In the last post we saw that very low calorie diets reduced fasting blood glucose. What these two results tell us, is that after a very low calorie diet, the bodies’ of people with type 2 diabetes need less insulin to control their blood glucose.
Two things in our diet can have a big effect on insulin – carbohydrates and proteins (22-26). Given that both are likely to be lower in a very low calorie diet than someone’s normal diet, seeing lower insulin may come as no surprise, but remember these are fasting values, the volunteers hadn’t eaten for 10-12 hours before the blood samples were taken.
Fasting insulin isn’t a great measure by itself because it doesn’t tell us much about what’s going on. What we want is some indicator that looks at the both the amount of insulin and how well that insulin is doing its job. There some very involved procedures that can tell us in detail what’s happening where, but let’s start with the simpler options more commonly used.
A common way to gauge insulin resistance is called the Homeostasis Model Assessment or simply HOMA. This takes into account both blood glucose and blood insulin. There are newer and older versions (27). The newer version – HOMA2 – is more accurate, so I’ve calculated that where possible.
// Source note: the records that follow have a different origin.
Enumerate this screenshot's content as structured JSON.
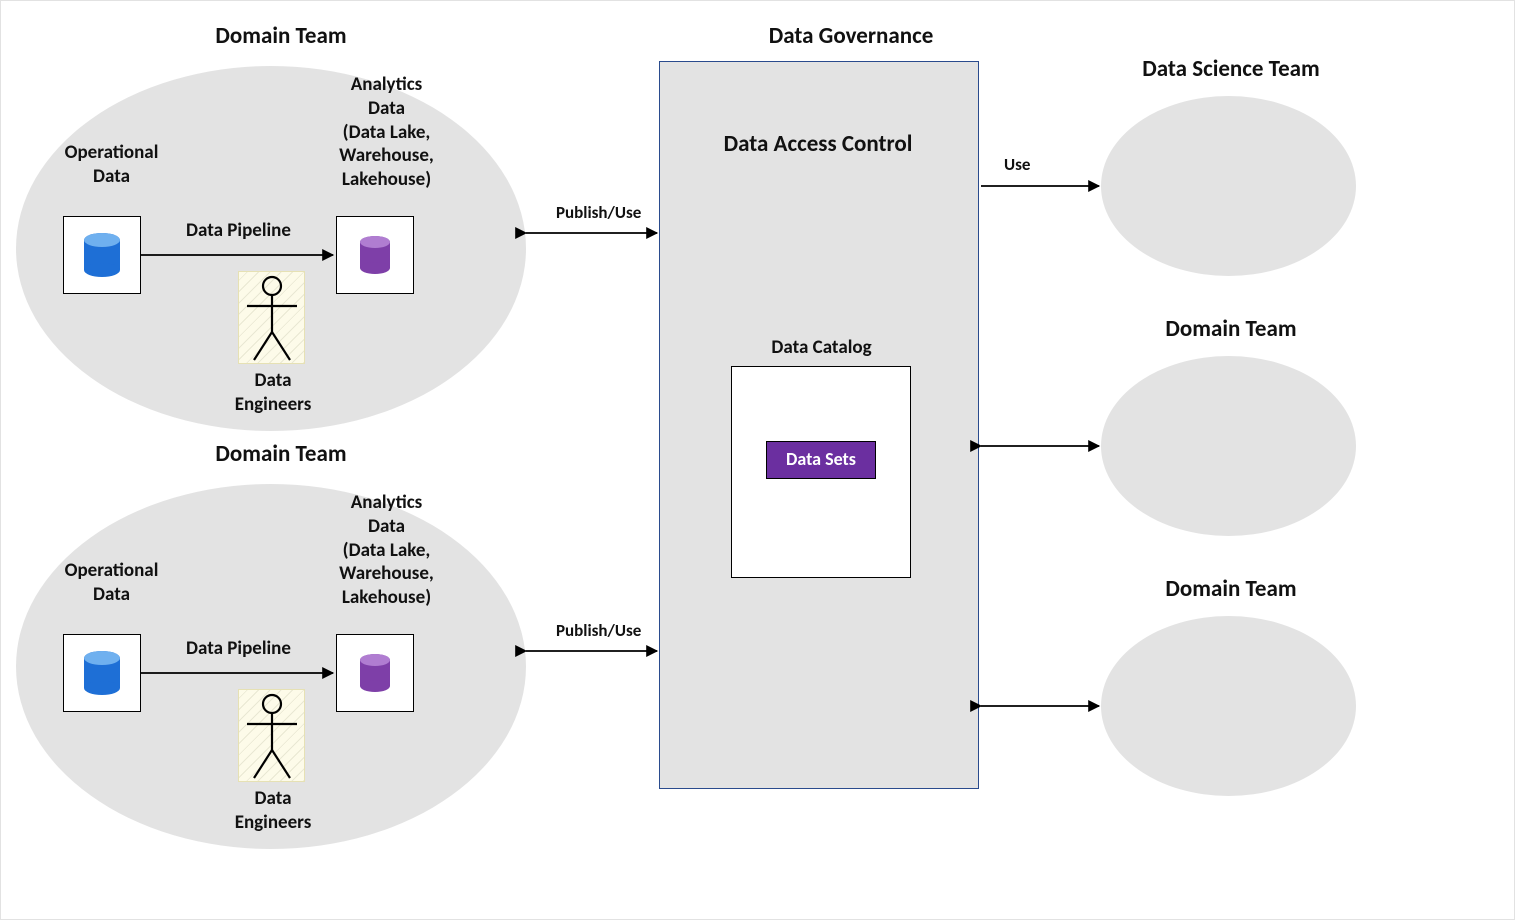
{
  "titles": {
    "domain_team_1": "Domain Team",
    "domain_team_2": "Domain Team",
    "data_governance": "Data Governance",
    "data_science_team": "Data Science Team",
    "right_domain_team_1": "Domain Team",
    "right_domain_team_2": "Domain Team"
  },
  "governance": {
    "access_control": "Data Access Control",
    "catalog": "Data Catalog",
    "data_sets": "Data Sets"
  },
  "domain": {
    "operational_data": "Operational\nData",
    "analytics_data": "Analytics\nData\n(Data Lake,\nWarehouse,\nLakehouse)",
    "pipeline": "Data Pipeline",
    "engineers": "Data\nEngineers"
  },
  "connectors": {
    "publish_use": "Publish/Use",
    "use": "Use"
  },
  "colors": {
    "blue": "#1e6fd6",
    "purple": "#7e3fa8",
    "gov_border": "#2a4b8d",
    "ellipse": "#e3e3e3"
  }
}
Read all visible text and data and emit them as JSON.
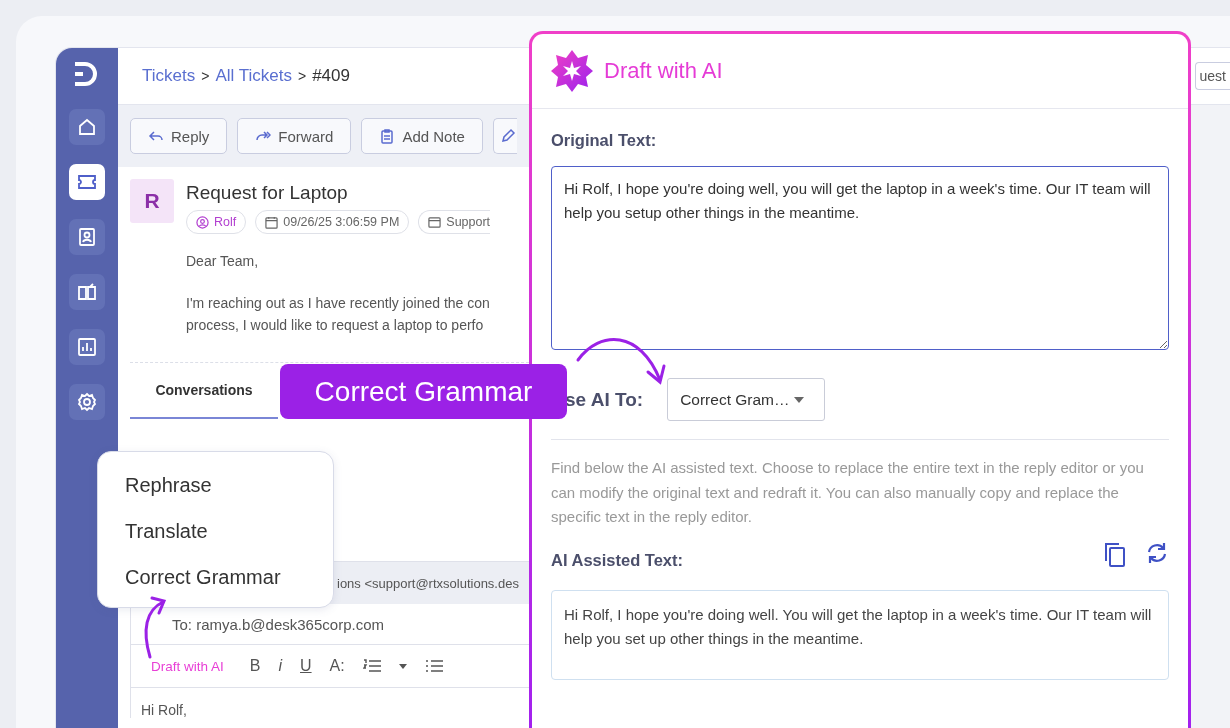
{
  "sidebar": {
    "items": [
      {
        "kind": "home",
        "selected": false
      },
      {
        "kind": "tickets",
        "selected": true
      },
      {
        "kind": "contacts",
        "selected": false
      },
      {
        "kind": "knowledge",
        "selected": false
      },
      {
        "kind": "reports",
        "selected": false
      },
      {
        "kind": "settings",
        "selected": false
      }
    ]
  },
  "breadcrumb": {
    "separator": ">",
    "items": [
      {
        "label": "Tickets",
        "link": true
      },
      {
        "label": "All Tickets",
        "link": true
      },
      {
        "label": "#409",
        "link": false
      }
    ]
  },
  "header_button": "uest",
  "toolbar": [
    {
      "kind": "reply",
      "label": "Reply"
    },
    {
      "kind": "forward",
      "label": "Forward"
    },
    {
      "kind": "note",
      "label": "Add Note"
    },
    {
      "kind": "edit"
    }
  ],
  "ticket": {
    "avatar": "R",
    "title": "Request for Laptop",
    "meta": [
      {
        "kind": "contact",
        "text": "Rolf"
      },
      {
        "kind": "date",
        "text": "09/26/25 3:06:59 PM"
      },
      {
        "kind": "group",
        "text": "Support"
      }
    ],
    "body": [
      "Dear Team,",
      "I'm reaching out as I have recently joined the con",
      "process, I would like to request a laptop to perfo"
    ]
  },
  "tabs": [
    {
      "label": "Conversations",
      "selected": true
    }
  ],
  "compose": {
    "from": "ions <support@rtxsolutions.des",
    "to": "To: ramya.b@desk365corp.com",
    "tools": [
      {
        "kind": "ai",
        "label": "Draft with AI"
      },
      {
        "kind": "bold",
        "label": "B"
      },
      {
        "kind": "italic",
        "label": "i"
      },
      {
        "kind": "underline",
        "label": "U"
      },
      {
        "kind": "size",
        "label": "A:"
      },
      {
        "kind": "numbered-list"
      },
      {
        "kind": "caret"
      },
      {
        "kind": "bullet-list"
      }
    ],
    "body": "Hi Rolf,"
  },
  "ai_menu": [
    {
      "label": "Rephrase"
    },
    {
      "label": "Translate"
    },
    {
      "label": "Correct Grammar"
    }
  ],
  "callout": "Correct Grammar",
  "draft_panel": {
    "title": "Draft with AI",
    "original_label": "Original Text:",
    "original_text": "Hi Rolf, I hope you're doing well, you will get the laptop in a week's time. Our IT team will help you setup other things in the meantime.",
    "action_label": "se AI To:",
    "action_value": "Correct Gram…",
    "help": "Find below the AI assisted text. Choose to replace the entire text in the reply editor or you can modify the original text and redraft it. You can also manually copy and replace the specific text in the reply editor.",
    "result_label": "AI Assisted Text:",
    "result_text": "Hi Rolf, I hope you're doing well. You will get the laptop in a week's time. Our IT team will help you set up other things in the meantime."
  }
}
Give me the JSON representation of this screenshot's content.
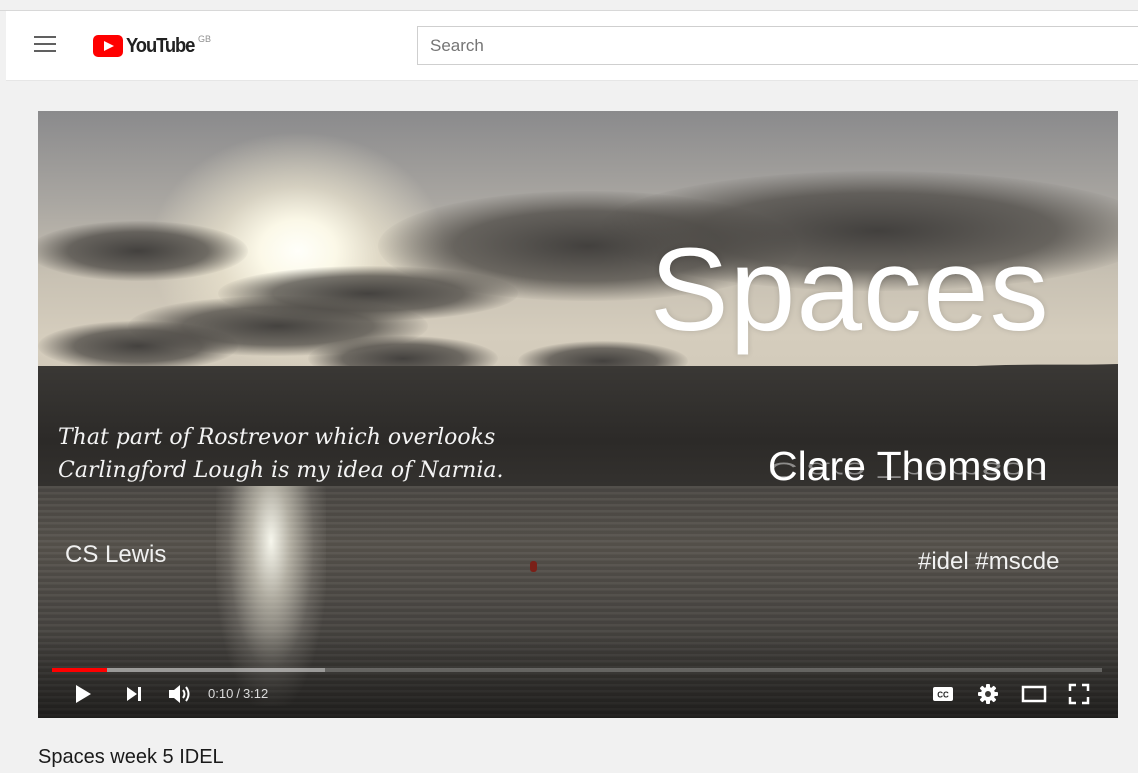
{
  "header": {
    "menu_icon": "hamburger-menu-icon",
    "logo_text": "YouTube",
    "region": "GB",
    "search_placeholder": "Search"
  },
  "video": {
    "title_overlay": "Spaces",
    "author_overlay": "Clare Thomson",
    "quote_line1": "That part of Rostrevor which overlooks",
    "quote_line2": "Carlingford Lough is my idea of Narnia.",
    "quote_author": "CS Lewis",
    "hashtags": "#idel #mscde"
  },
  "player": {
    "current_time": "0:10",
    "duration": "3:12",
    "played_fraction": 0.052,
    "buffered_fraction": 0.26,
    "icons": [
      "play-icon",
      "next-icon",
      "volume-icon",
      "captions-icon",
      "settings-icon",
      "theater-mode-icon",
      "fullscreen-icon"
    ]
  },
  "below": {
    "video_title": "Spaces week 5 IDEL"
  },
  "colors": {
    "brand_red": "#ff0000",
    "background": "#f1f1f1"
  }
}
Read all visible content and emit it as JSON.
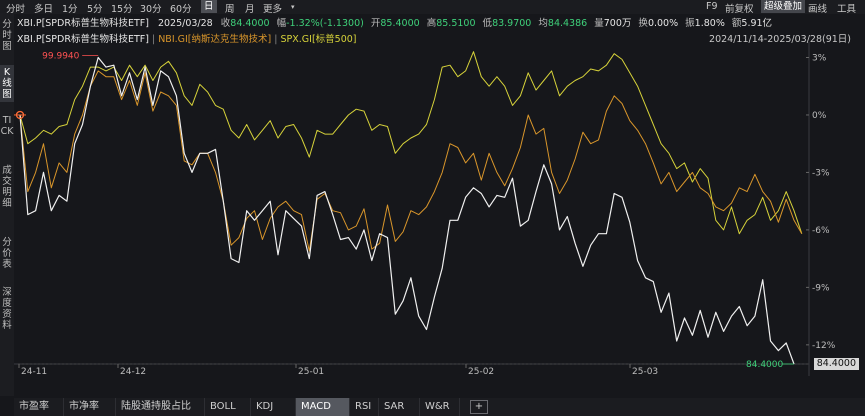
{
  "toolbar": {
    "intervals": [
      "分时",
      "多日",
      "1分",
      "5分",
      "15分",
      "30分",
      "60分",
      "日",
      "周",
      "月",
      "更多"
    ],
    "selected": "日",
    "right_items": [
      "F9",
      "前复权",
      "超级叠加",
      "画线",
      "工具"
    ],
    "highlighted": "超级叠加",
    "arrow_icon": "chevron-down-icon"
  },
  "info": {
    "name": "XBI.P[SPDR标普生物科技ETF]",
    "date": "2025/03/28",
    "close_label": "收",
    "close": "84.4000",
    "chg_label": "幅",
    "chg": "-1.32%(-1.1300)",
    "open_label": "开",
    "open": "85.4000",
    "high_label": "高",
    "high": "85.5100",
    "low_label": "低",
    "low": "83.9700",
    "avg_label": "均",
    "avg": "84.4386",
    "vol_label": "量",
    "vol": "700万",
    "turn_label": "换",
    "turn": "0.00%",
    "amp_label": "振",
    "amp": "1.80%",
    "amt_label": "额",
    "amt": "5.91亿"
  },
  "legend": {
    "items": [
      {
        "text": "XBI.P[SPDR标普生物科技ETF]",
        "color": "#e8e8e8"
      },
      {
        "text": "NBI.GI[纳斯达克生物技术]",
        "color": "#d9962b"
      },
      {
        "text": "SPX.GI[标普500]",
        "color": "#d6d23a"
      }
    ],
    "separator": "|",
    "range": "2024/11/14-2025/03/28(91日)"
  },
  "sidebar": {
    "items": [
      {
        "text": "分时图",
        "active": false
      },
      {
        "text": "K线图",
        "active": true
      },
      {
        "text": "TICK",
        "active": false
      },
      {
        "text": "成交明细",
        "active": false
      },
      {
        "text": "分价表",
        "active": false
      },
      {
        "text": "深度资料",
        "active": false
      }
    ]
  },
  "chart_data": {
    "type": "line",
    "x_ticks": [
      "24-11",
      "24-12",
      "25-01",
      "25-02",
      "25-03"
    ],
    "y_ticks": [
      "3%",
      "0%",
      "-3%",
      "-6%",
      "-9%",
      "-12%"
    ],
    "ylim": [
      -13,
      3.6
    ],
    "max_label": "99.9940",
    "last_label": "84.4000",
    "price_tag": "84.4000",
    "series": [
      {
        "name": "XBI.P[SPDR标普生物科技ETF]",
        "color": "#f0f0f0",
        "values": [
          0,
          -5.2,
          -5.0,
          -3.0,
          -5.0,
          -4.2,
          -4.5,
          -1.5,
          -0.5,
          1.5,
          3.0,
          2.5,
          2.6,
          1.0,
          2.2,
          0.8,
          2.5,
          0.5,
          2.3,
          2.0,
          1.0,
          -2.0,
          -3.0,
          -2.0,
          -2.0,
          -1.8,
          -4.5,
          -7.5,
          -7.7,
          -5.0,
          -5.5,
          -5.0,
          -4.5,
          -7.3,
          -5.0,
          -5.4,
          -5.8,
          -7.5,
          -4.2,
          -4.0,
          -5.2,
          -6.5,
          -6.4,
          -7.0,
          -6.0,
          -7.6,
          -6.2,
          -6.4,
          -10.4,
          -9.7,
          -8.5,
          -10.5,
          -11.2,
          -9.5,
          -8.0,
          -5.5,
          -5.5,
          -4.3,
          -3.8,
          -4.1,
          -4.8,
          -4.2,
          -4.3,
          -3.3,
          -5.8,
          -5.5,
          -4.0,
          -2.6,
          -3.6,
          -6.0,
          -5.3,
          -6.7,
          -7.9,
          -6.8,
          -6.2,
          -6.2,
          -4.1,
          -4.3,
          -5.6,
          -7.6,
          -8.5,
          -8.7,
          -10.3,
          -9.3,
          -11.8,
          -10.6,
          -11.5,
          -10.2,
          -11.6,
          -10.3,
          -11.3,
          -10.5,
          -10.0,
          -11.0,
          -10.5,
          -8.6,
          -11.8,
          -12.3,
          -11.9,
          -13.0
        ]
      },
      {
        "name": "NBI.GI[纳斯达克生物技术]",
        "color": "#d9962b",
        "values": [
          0,
          -4.0,
          -3.0,
          -1.5,
          -3.8,
          -2.5,
          -3.0,
          -1.0,
          0,
          1.5,
          2.3,
          2.0,
          2.0,
          0.8,
          1.8,
          0.5,
          2.2,
          0.2,
          1.2,
          1.0,
          0.5,
          -2.4,
          -2.6,
          -2.0,
          -2.0,
          -3.0,
          -4.5,
          -6.8,
          -6.4,
          -5.4,
          -5.0,
          -6.5,
          -5.4,
          -4.8,
          -4.5,
          -5.0,
          -5.2,
          -7.1,
          -4.4,
          -4.1,
          -5.0,
          -5.1,
          -6.0,
          -5.8,
          -4.9,
          -7.0,
          -6.7,
          -4.7,
          -6.6,
          -6.1,
          -5.0,
          -5.2,
          -4.8,
          -4.0,
          -3.0,
          -1.5,
          -1.7,
          -2.5,
          -2.0,
          -3.4,
          -2.0,
          -3.0,
          -3.7,
          -2.8,
          -1.7,
          0,
          -1.0,
          -0.7,
          -3.0,
          -4.1,
          -3.4,
          -2.3,
          -0.9,
          -1.5,
          -1.3,
          0.2,
          1.0,
          0.6,
          -0.3,
          -0.8,
          -1.5,
          -2.5,
          -3.6,
          -3.0,
          -4.0,
          -3.5,
          -3.0,
          -3.8,
          -4.1,
          -4.8,
          -5.0,
          -4.6,
          -3.8,
          -4.0,
          -3.1,
          -4.0,
          -4.5,
          -5.6,
          -4.4,
          -5.5,
          -6.2
        ]
      },
      {
        "name": "SPX.GI[标普500]",
        "color": "#d6d23a",
        "values": [
          0,
          -1.5,
          -1.2,
          -0.8,
          -1.0,
          -0.6,
          -0.5,
          0.8,
          1.5,
          2.5,
          2.5,
          2.3,
          2.5,
          1.8,
          2.6,
          2.0,
          2.6,
          1.8,
          2.5,
          2.8,
          2.2,
          1.0,
          0.5,
          1.6,
          1.2,
          0.5,
          0.3,
          -0.8,
          -1.2,
          -0.5,
          -1.3,
          -0.8,
          -0.3,
          -1.2,
          -0.6,
          -0.5,
          -1.2,
          -2.2,
          -0.8,
          -1.0,
          -1.0,
          -0.5,
          0,
          0.3,
          0.2,
          -0.8,
          -0.5,
          -0.6,
          -2.0,
          -1.5,
          -1.2,
          -1.0,
          -0.5,
          0.8,
          2.5,
          2.6,
          2.0,
          2.3,
          3.3,
          2.0,
          1.5,
          2.0,
          1.5,
          0.5,
          1.0,
          2.2,
          1.3,
          1.8,
          2.3,
          1.0,
          1.5,
          1.8,
          2.0,
          2.4,
          2.3,
          2.6,
          3.2,
          2.9,
          2.2,
          1.5,
          0.5,
          -0.5,
          -1.5,
          -2.0,
          -2.8,
          -2.5,
          -3.5,
          -2.8,
          -3.3,
          -5.5,
          -6.0,
          -4.8,
          -6.2,
          -5.5,
          -5.2,
          -4.3,
          -5.5,
          -5.0,
          -4.0,
          -5.0,
          -6.2
        ]
      }
    ]
  },
  "tabs": {
    "items": [
      "市盈率",
      "市净率",
      "陆股通持股占比",
      "BOLL",
      "KDJ",
      "MACD",
      "RSI",
      "SAR",
      "W&R"
    ],
    "active": "MACD",
    "add_icon": "plus-icon"
  }
}
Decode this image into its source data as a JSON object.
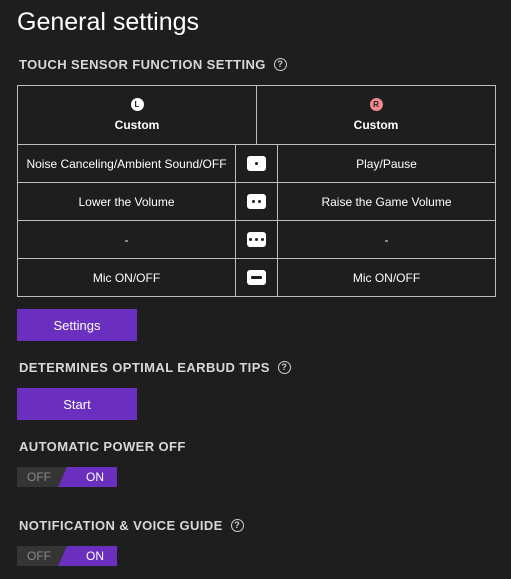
{
  "page_title": "General settings",
  "touch_sensor": {
    "heading": "TOUCH SENSOR FUNCTION SETTING",
    "left": {
      "badge": "L",
      "label": "Custom"
    },
    "right": {
      "badge": "R",
      "label": "Custom"
    },
    "rows": [
      {
        "left": "Noise Canceling/Ambient Sound/OFF",
        "gesture_icon": "single-tap-icon",
        "right": "Play/Pause"
      },
      {
        "left": "Lower the Volume",
        "gesture_icon": "double-tap-icon",
        "right": "Raise the Game Volume"
      },
      {
        "left": "-",
        "gesture_icon": "triple-tap-icon",
        "right": "-"
      },
      {
        "left": "Mic ON/OFF",
        "gesture_icon": "hold-icon",
        "right": "Mic ON/OFF"
      }
    ],
    "settings_button": "Settings"
  },
  "earbud_tips": {
    "heading": "DETERMINES OPTIMAL EARBUD TIPS",
    "start_button": "Start"
  },
  "auto_power_off": {
    "heading": "AUTOMATIC POWER OFF",
    "off_label": "OFF",
    "on_label": "ON",
    "state": "ON"
  },
  "notification": {
    "heading": "NOTIFICATION & VOICE GUIDE",
    "off_label": "OFF",
    "on_label": "ON",
    "state": "ON"
  },
  "help_glyph": "?",
  "colors": {
    "background": "#1f1e1f",
    "accent": "#6a2fbe",
    "right_badge": "#f08a8f",
    "border": "#bdbdbd"
  }
}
You can see the change in HOMA2 following very low calorie diets by clicking Table 4. You’ll see there are three results when calculating HOMA2:
- HOMA2-IR, which refers to insulin resistance. The bigger the number the worse the resistance.
- HOMA2-%B, which reflects how well the β-cells of the pancreas (the cells that make, store, and release insulin) are working. A higher number is better.
- HOMA2-%S, which tells us how insulin sensitive a person is. The higher the number, the better.
Despite HOMA2 not being the best method for assessing these things and some uncertainties about the use of medication in different studies, the picture that the results draw is one of reduced insulin resistance/improved insulin sensitivity, and improved β-cell function.
So to recap what we now know – very low calorie diets reduce fasting blood glucose and insulin resistance, and improve how well the pancreas functions. That’s exactly what we want when trying to reverse type 2 diabetes.
Next week we stay with the very low calorie diets by looking at what better more direct methods tell us is happening with the liver and pancreas. The liver is as central to glucose regulation as the pancreas, and plays a big role in type 2 diabetes, so stay tuned.
Click here to read part 3.
References: click here for a full list of references.
To learn more about type 2 diabetes and what you can do to better manage, and often reverse it, watch my free video education series. If you want one-on-one help dealing with your type 2 diabetes, contact me here to book a consultation.